====== Dataset excerpts ======

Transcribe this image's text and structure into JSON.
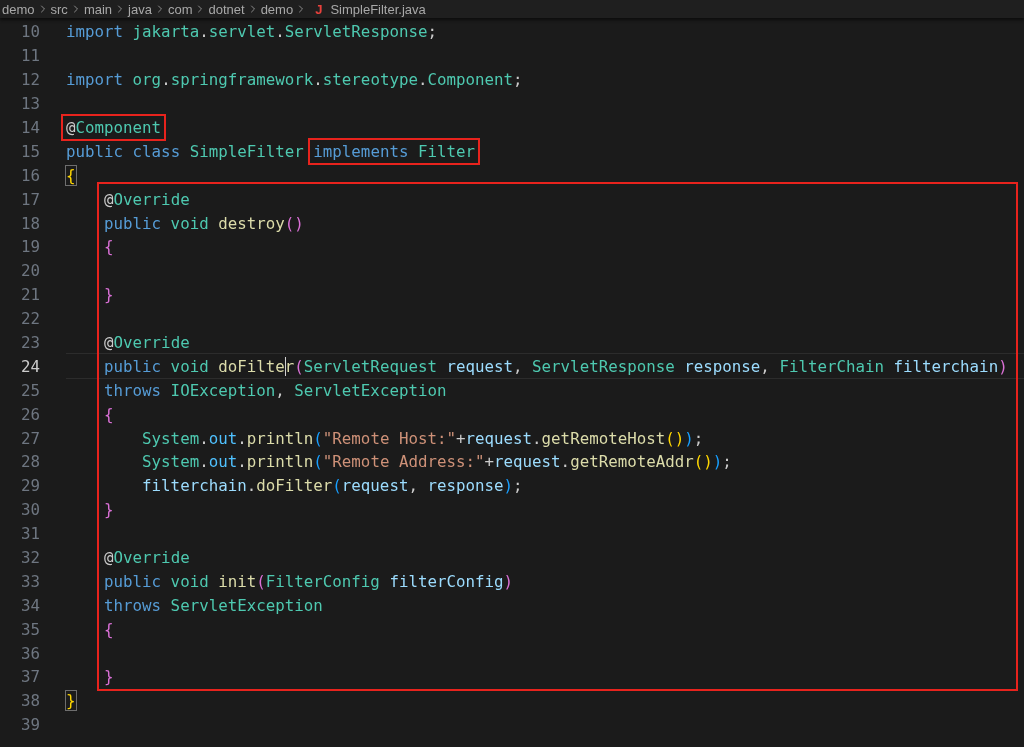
{
  "breadcrumb": {
    "items": [
      "demo",
      "src",
      "main",
      "java",
      "com",
      "dotnet",
      "demo"
    ],
    "file_icon": "J",
    "file": "SimpleFilter.java"
  },
  "blocks": [
    {
      "kind": "plain",
      "lines": [
        {
          "number": "10",
          "current": false,
          "segments": [
            {
              "kind": "plain",
              "tokens": [
                {
                  "t": "import",
                  "kind": "kw"
                },
                {
                  "t": " jakarta",
                  "kind": "type"
                },
                {
                  "t": ".",
                  "kind": "punc"
                },
                {
                  "t": "servlet",
                  "kind": "type"
                },
                {
                  "t": ".",
                  "kind": "punc"
                },
                {
                  "t": "ServletResponse",
                  "kind": "type"
                },
                {
                  "t": ";",
                  "kind": "punc"
                }
              ]
            }
          ]
        },
        {
          "number": "11",
          "current": false
        },
        {
          "number": "12",
          "current": false,
          "segments": [
            {
              "kind": "plain",
              "tokens": [
                {
                  "t": "import",
                  "kind": "kw"
                },
                {
                  "t": " org",
                  "kind": "type"
                },
                {
                  "t": ".",
                  "kind": "punc"
                },
                {
                  "t": "springframework",
                  "kind": "type"
                },
                {
                  "t": ".",
                  "kind": "punc"
                },
                {
                  "t": "stereotype",
                  "kind": "type"
                },
                {
                  "t": ".",
                  "kind": "punc"
                },
                {
                  "t": "Component",
                  "kind": "type"
                },
                {
                  "t": ";",
                  "kind": "punc"
                }
              ]
            }
          ]
        },
        {
          "number": "13",
          "current": false
        },
        {
          "number": "14",
          "current": false,
          "segments": [
            {
              "kind": "highlighted",
              "tokens": [
                {
                  "t": "@",
                  "kind": "punc"
                },
                {
                  "t": "Component",
                  "kind": "type"
                }
              ]
            }
          ]
        },
        {
          "number": "15",
          "current": false,
          "segments": [
            {
              "kind": "plain",
              "tokens": [
                {
                  "t": "public",
                  "kind": "kw"
                },
                {
                  "t": " class",
                  "kind": "kw"
                },
                {
                  "t": " SimpleFilter ",
                  "kind": "type"
                }
              ]
            },
            {
              "kind": "highlighted",
              "tokens": [
                {
                  "t": "implements",
                  "kind": "kw"
                },
                {
                  "t": " Filter",
                  "kind": "type"
                }
              ]
            }
          ]
        },
        {
          "number": "16",
          "current": false,
          "segments": [
            {
              "kind": "plain",
              "tokens": [
                {
                  "t": "{",
                  "kind": "bracket_match"
                }
              ]
            }
          ]
        }
      ]
    },
    {
      "kind": "highlighted",
      "lines": [
        {
          "number": "17",
          "current": false,
          "segments": [
            {
              "kind": "plain",
              "tokens": [
                {
                  "t": "    @",
                  "kind": "punc"
                },
                {
                  "t": "Override",
                  "kind": "type"
                }
              ]
            }
          ]
        },
        {
          "number": "18",
          "current": false,
          "segments": [
            {
              "kind": "plain",
              "tokens": [
                {
                  "t": "    public",
                  "kind": "kw"
                },
                {
                  "t": " void",
                  "kind": "type"
                },
                {
                  "t": " destroy",
                  "kind": "fn"
                },
                {
                  "t": "()",
                  "kind": "b2"
                }
              ]
            }
          ]
        },
        {
          "number": "19",
          "current": false,
          "segments": [
            {
              "kind": "plain",
              "tokens": [
                {
                  "t": "    {",
                  "kind": "b2"
                }
              ]
            }
          ]
        },
        {
          "number": "20",
          "current": false
        },
        {
          "number": "21",
          "current": false,
          "segments": [
            {
              "kind": "plain",
              "tokens": [
                {
                  "t": "    }",
                  "kind": "b2"
                }
              ]
            }
          ]
        },
        {
          "number": "22",
          "current": false
        },
        {
          "number": "23",
          "current": false,
          "segments": [
            {
              "kind": "plain",
              "tokens": [
                {
                  "t": "    @",
                  "kind": "punc"
                },
                {
                  "t": "Override",
                  "kind": "type"
                }
              ]
            }
          ]
        },
        {
          "number": "24",
          "current": true,
          "segments": [
            {
              "kind": "plain",
              "tokens": [
                {
                  "t": "    public",
                  "kind": "kw"
                },
                {
                  "t": " void",
                  "kind": "type"
                },
                {
                  "t": " doFilte",
                  "kind": "fn_caret"
                },
                {
                  "t": "r",
                  "kind": "fn"
                },
                {
                  "t": "(",
                  "kind": "b2"
                },
                {
                  "t": "ServletRequest",
                  "kind": "type"
                },
                {
                  "t": " request",
                  "kind": "var"
                },
                {
                  "t": ", ",
                  "kind": "punc"
                },
                {
                  "t": "ServletResponse",
                  "kind": "type"
                },
                {
                  "t": " response",
                  "kind": "var"
                },
                {
                  "t": ", ",
                  "kind": "punc"
                },
                {
                  "t": "FilterChain",
                  "kind": "type"
                },
                {
                  "t": " filterchain",
                  "kind": "var"
                },
                {
                  "t": ")",
                  "kind": "b2"
                }
              ]
            }
          ]
        },
        {
          "number": "25",
          "current": false,
          "segments": [
            {
              "kind": "plain",
              "tokens": [
                {
                  "t": "    throws",
                  "kind": "kw"
                },
                {
                  "t": " IOException",
                  "kind": "type"
                },
                {
                  "t": ", ",
                  "kind": "punc"
                },
                {
                  "t": "ServletException",
                  "kind": "type"
                }
              ]
            }
          ]
        },
        {
          "number": "26",
          "current": false,
          "segments": [
            {
              "kind": "plain",
              "tokens": [
                {
                  "t": "    {",
                  "kind": "b2"
                }
              ]
            }
          ]
        },
        {
          "number": "27",
          "current": false,
          "segments": [
            {
              "kind": "plain",
              "tokens": [
                {
                  "t": "        System",
                  "kind": "type"
                },
                {
                  "t": ".",
                  "kind": "punc"
                },
                {
                  "t": "out",
                  "kind": "const"
                },
                {
                  "t": ".",
                  "kind": "punc"
                },
                {
                  "t": "println",
                  "kind": "fn"
                },
                {
                  "t": "(",
                  "kind": "b3"
                },
                {
                  "t": "\"Remote Host:\"",
                  "kind": "str"
                },
                {
                  "t": "+",
                  "kind": "punc"
                },
                {
                  "t": "request",
                  "kind": "var"
                },
                {
                  "t": ".",
                  "kind": "punc"
                },
                {
                  "t": "getRemoteHost",
                  "kind": "fn"
                },
                {
                  "t": "()",
                  "kind": "b1"
                },
                {
                  "t": ")",
                  "kind": "b3"
                },
                {
                  "t": ";",
                  "kind": "punc"
                }
              ]
            }
          ]
        },
        {
          "number": "28",
          "current": false,
          "segments": [
            {
              "kind": "plain",
              "tokens": [
                {
                  "t": "        System",
                  "kind": "type"
                },
                {
                  "t": ".",
                  "kind": "punc"
                },
                {
                  "t": "out",
                  "kind": "const"
                },
                {
                  "t": ".",
                  "kind": "punc"
                },
                {
                  "t": "println",
                  "kind": "fn"
                },
                {
                  "t": "(",
                  "kind": "b3"
                },
                {
                  "t": "\"Remote Address:\"",
                  "kind": "str"
                },
                {
                  "t": "+",
                  "kind": "punc"
                },
                {
                  "t": "request",
                  "kind": "var"
                },
                {
                  "t": ".",
                  "kind": "punc"
                },
                {
                  "t": "getRemoteAddr",
                  "kind": "fn"
                },
                {
                  "t": "()",
                  "kind": "b1"
                },
                {
                  "t": ")",
                  "kind": "b3"
                },
                {
                  "t": ";",
                  "kind": "punc"
                }
              ]
            }
          ]
        },
        {
          "number": "29",
          "current": false,
          "segments": [
            {
              "kind": "plain",
              "tokens": [
                {
                  "t": "        filterchain",
                  "kind": "var"
                },
                {
                  "t": ".",
                  "kind": "punc"
                },
                {
                  "t": "doFilter",
                  "kind": "fn"
                },
                {
                  "t": "(",
                  "kind": "b3"
                },
                {
                  "t": "request",
                  "kind": "var"
                },
                {
                  "t": ", ",
                  "kind": "punc"
                },
                {
                  "t": "response",
                  "kind": "var"
                },
                {
                  "t": ")",
                  "kind": "b3"
                },
                {
                  "t": ";",
                  "kind": "punc"
                }
              ]
            }
          ]
        },
        {
          "number": "30",
          "current": false,
          "segments": [
            {
              "kind": "plain",
              "tokens": [
                {
                  "t": "    }",
                  "kind": "b2"
                }
              ]
            }
          ]
        },
        {
          "number": "31",
          "current": false
        },
        {
          "number": "32",
          "current": false,
          "segments": [
            {
              "kind": "plain",
              "tokens": [
                {
                  "t": "    @",
                  "kind": "punc"
                },
                {
                  "t": "Override",
                  "kind": "type"
                }
              ]
            }
          ]
        },
        {
          "number": "33",
          "current": false,
          "segments": [
            {
              "kind": "plain",
              "tokens": [
                {
                  "t": "    public",
                  "kind": "kw"
                },
                {
                  "t": " void",
                  "kind": "type"
                },
                {
                  "t": " init",
                  "kind": "fn"
                },
                {
                  "t": "(",
                  "kind": "b2"
                },
                {
                  "t": "FilterConfig",
                  "kind": "type"
                },
                {
                  "t": " filterConfig",
                  "kind": "var"
                },
                {
                  "t": ")",
                  "kind": "b2"
                }
              ]
            }
          ]
        },
        {
          "number": "34",
          "current": false,
          "segments": [
            {
              "kind": "plain",
              "tokens": [
                {
                  "t": "    throws",
                  "kind": "kw"
                },
                {
                  "t": " ServletException",
                  "kind": "type"
                }
              ]
            }
          ]
        },
        {
          "number": "35",
          "current": false,
          "segments": [
            {
              "kind": "plain",
              "tokens": [
                {
                  "t": "    {",
                  "kind": "b2"
                }
              ]
            }
          ]
        },
        {
          "number": "36",
          "current": false
        },
        {
          "number": "37",
          "current": false,
          "segments": [
            {
              "kind": "plain",
              "tokens": [
                {
                  "t": "    }",
                  "kind": "b2"
                }
              ]
            }
          ]
        }
      ]
    },
    {
      "kind": "plain",
      "lines": [
        {
          "number": "38",
          "current": false,
          "segments": [
            {
              "kind": "plain",
              "tokens": [
                {
                  "t": "}",
                  "kind": "bracket_match"
                }
              ]
            }
          ]
        },
        {
          "number": "39",
          "current": false
        }
      ]
    }
  ]
}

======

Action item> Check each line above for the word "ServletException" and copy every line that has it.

Task answer>
                  "t": "ServletException",
                  "t": " ServletException",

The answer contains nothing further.